++++ DATASET CONTENT
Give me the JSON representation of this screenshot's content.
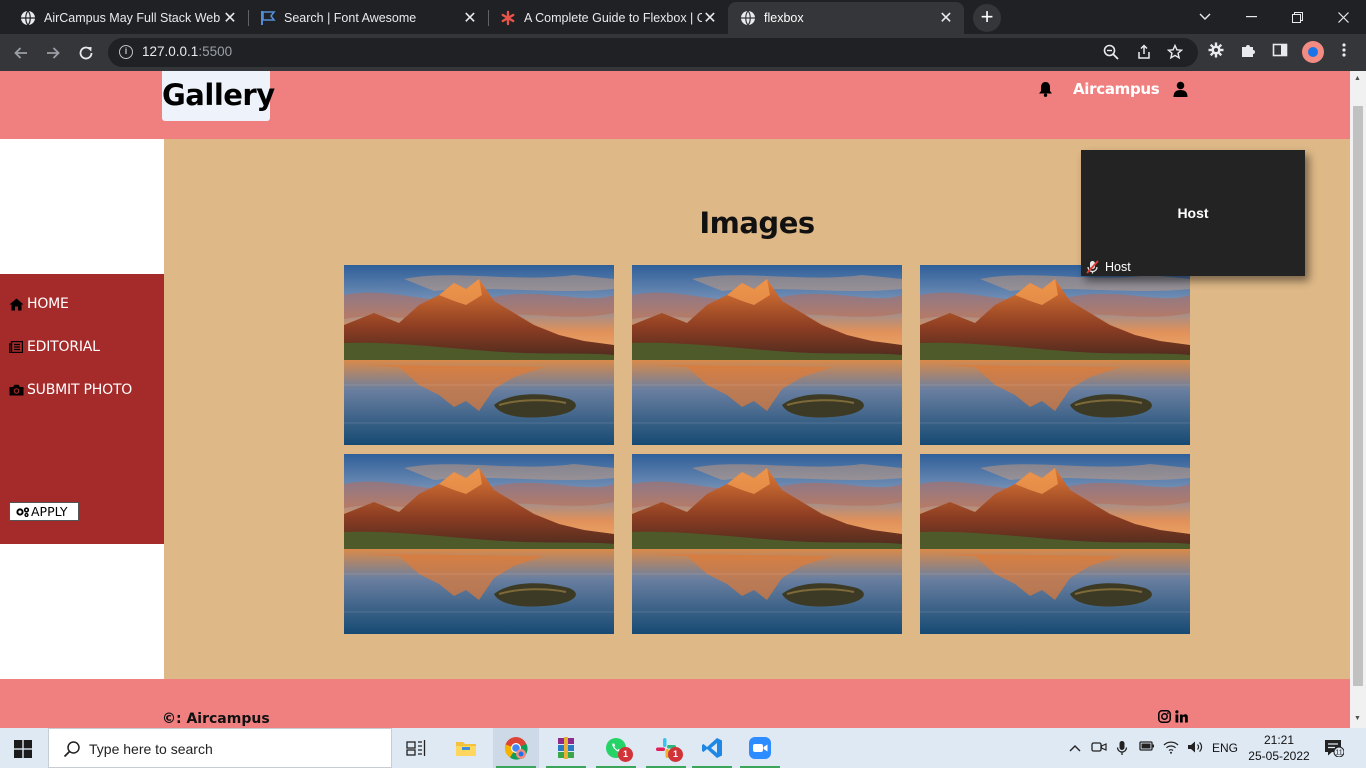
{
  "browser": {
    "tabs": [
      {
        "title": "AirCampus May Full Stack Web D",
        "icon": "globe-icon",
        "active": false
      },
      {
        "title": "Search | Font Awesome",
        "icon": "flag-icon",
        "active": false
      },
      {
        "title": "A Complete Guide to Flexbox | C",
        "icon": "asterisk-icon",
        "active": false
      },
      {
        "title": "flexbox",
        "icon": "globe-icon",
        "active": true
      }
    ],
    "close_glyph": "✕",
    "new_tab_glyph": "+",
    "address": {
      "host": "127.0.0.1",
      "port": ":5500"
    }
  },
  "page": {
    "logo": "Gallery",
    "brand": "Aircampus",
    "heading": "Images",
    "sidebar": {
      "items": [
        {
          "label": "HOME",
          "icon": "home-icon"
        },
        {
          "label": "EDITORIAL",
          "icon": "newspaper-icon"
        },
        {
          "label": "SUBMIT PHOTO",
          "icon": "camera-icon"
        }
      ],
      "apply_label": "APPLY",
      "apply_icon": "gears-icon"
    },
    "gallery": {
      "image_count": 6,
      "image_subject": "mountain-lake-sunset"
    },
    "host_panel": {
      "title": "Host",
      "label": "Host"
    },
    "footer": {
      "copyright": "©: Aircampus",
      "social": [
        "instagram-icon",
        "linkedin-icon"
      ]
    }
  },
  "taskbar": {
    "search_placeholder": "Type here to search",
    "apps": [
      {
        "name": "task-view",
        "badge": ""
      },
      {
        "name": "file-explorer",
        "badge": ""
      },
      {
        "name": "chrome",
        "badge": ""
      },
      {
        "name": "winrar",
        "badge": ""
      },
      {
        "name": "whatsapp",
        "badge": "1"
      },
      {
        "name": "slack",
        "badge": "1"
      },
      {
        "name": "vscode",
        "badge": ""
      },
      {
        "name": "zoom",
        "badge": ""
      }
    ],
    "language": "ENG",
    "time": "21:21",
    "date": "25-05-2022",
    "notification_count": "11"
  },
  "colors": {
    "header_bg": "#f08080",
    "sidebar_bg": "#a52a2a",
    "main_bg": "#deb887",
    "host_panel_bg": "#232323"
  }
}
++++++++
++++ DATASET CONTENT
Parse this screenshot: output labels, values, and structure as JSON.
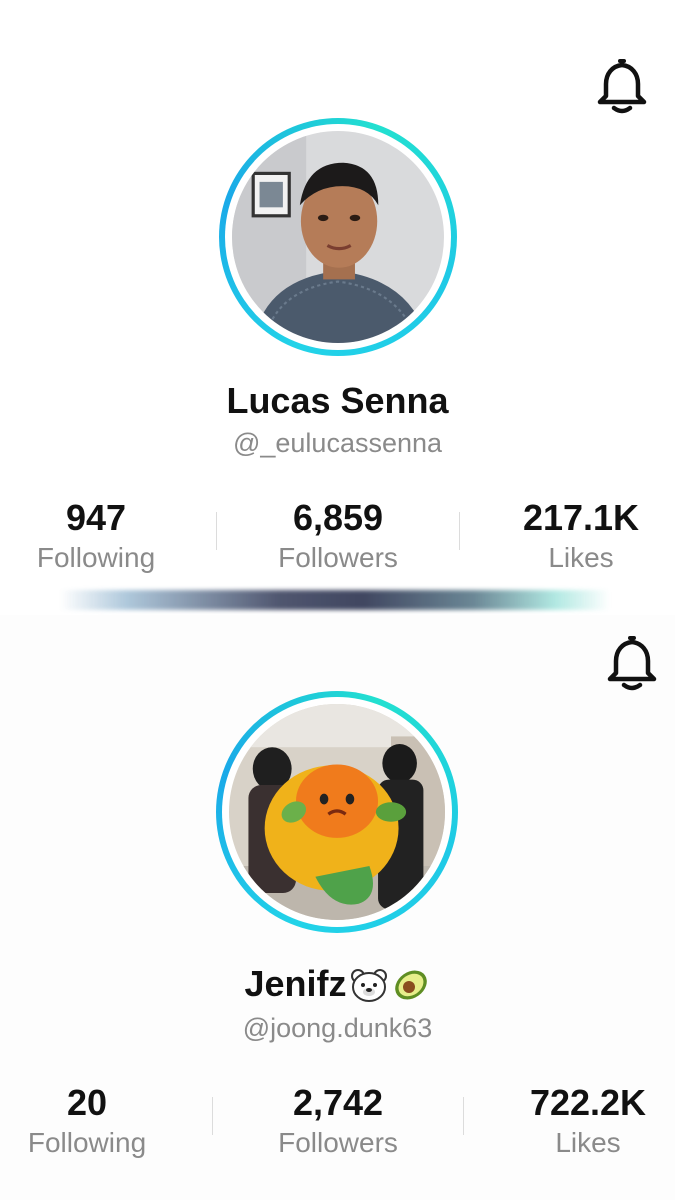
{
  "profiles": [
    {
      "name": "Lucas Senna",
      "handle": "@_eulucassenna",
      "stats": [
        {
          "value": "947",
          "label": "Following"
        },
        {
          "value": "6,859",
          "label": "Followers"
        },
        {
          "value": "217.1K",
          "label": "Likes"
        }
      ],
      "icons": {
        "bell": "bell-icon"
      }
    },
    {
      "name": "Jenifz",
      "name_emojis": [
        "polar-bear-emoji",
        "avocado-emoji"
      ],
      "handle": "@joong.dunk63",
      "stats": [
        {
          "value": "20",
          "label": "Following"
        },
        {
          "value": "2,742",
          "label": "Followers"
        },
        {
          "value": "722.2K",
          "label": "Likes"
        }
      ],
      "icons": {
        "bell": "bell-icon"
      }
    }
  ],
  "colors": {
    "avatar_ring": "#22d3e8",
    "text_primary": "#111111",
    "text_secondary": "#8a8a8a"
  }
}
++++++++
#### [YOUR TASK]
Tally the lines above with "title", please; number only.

#### [EXPECTED OUTPUT]
5